**Task item**.
Find the lines in the records that carry the word "JSON". Copy each one.
** Task material follows **
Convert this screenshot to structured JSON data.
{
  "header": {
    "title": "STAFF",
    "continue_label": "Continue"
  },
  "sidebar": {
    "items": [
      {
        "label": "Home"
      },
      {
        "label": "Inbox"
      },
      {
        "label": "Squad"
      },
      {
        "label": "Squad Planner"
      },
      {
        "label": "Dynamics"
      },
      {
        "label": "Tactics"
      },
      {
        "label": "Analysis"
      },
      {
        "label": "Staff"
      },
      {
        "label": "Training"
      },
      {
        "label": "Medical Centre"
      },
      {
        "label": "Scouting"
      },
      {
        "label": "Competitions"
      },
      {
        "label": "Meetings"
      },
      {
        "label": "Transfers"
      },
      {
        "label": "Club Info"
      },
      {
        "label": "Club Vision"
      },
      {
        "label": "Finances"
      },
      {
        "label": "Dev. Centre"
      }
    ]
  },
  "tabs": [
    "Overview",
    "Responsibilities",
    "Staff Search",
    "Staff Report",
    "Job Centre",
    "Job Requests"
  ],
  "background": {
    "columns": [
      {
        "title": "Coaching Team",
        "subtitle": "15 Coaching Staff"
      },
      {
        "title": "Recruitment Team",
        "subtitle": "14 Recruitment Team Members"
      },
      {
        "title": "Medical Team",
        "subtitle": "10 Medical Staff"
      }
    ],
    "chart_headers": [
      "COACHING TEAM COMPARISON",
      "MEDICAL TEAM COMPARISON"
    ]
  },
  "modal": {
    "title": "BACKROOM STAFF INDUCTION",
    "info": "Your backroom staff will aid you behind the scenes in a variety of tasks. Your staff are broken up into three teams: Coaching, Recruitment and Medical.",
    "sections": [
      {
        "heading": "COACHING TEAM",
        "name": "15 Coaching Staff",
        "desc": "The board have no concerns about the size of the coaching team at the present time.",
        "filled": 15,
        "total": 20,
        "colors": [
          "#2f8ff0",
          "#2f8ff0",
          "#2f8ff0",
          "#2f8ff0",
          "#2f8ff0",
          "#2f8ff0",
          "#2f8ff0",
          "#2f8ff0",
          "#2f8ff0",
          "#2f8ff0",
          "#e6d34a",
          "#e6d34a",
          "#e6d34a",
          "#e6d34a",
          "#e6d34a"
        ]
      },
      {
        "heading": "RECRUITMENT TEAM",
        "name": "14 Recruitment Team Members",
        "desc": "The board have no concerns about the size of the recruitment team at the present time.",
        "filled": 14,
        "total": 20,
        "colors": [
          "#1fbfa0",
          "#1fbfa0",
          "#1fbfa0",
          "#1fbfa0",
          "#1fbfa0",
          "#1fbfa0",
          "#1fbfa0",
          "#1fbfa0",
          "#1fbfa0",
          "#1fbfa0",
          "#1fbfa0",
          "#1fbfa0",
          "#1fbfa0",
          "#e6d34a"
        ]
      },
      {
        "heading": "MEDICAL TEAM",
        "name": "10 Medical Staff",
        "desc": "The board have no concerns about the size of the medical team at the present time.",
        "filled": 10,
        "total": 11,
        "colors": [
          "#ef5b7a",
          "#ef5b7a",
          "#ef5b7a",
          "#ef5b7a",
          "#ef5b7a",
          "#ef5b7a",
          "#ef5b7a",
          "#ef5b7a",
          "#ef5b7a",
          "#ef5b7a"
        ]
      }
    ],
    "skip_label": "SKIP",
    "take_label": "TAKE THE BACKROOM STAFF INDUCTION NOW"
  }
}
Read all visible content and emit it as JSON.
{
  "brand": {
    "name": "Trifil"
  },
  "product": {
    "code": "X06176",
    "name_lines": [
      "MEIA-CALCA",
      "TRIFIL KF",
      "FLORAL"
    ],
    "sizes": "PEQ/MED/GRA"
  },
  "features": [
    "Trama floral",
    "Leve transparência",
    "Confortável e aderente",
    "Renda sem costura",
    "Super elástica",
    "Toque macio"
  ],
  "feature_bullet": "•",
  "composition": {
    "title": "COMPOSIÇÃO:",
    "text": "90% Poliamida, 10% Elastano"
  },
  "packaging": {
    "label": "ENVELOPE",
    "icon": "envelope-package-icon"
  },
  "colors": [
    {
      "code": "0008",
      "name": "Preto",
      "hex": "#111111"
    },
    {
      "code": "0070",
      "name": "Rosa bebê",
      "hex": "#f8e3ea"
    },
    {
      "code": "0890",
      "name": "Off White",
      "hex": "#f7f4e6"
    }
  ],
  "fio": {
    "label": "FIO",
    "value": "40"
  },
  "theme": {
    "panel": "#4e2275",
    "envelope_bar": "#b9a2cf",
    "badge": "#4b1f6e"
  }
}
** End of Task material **
**Reply to the exercise**.
Convert this screenshot to structured JSON data.
Read all visible content and emit it as JSON.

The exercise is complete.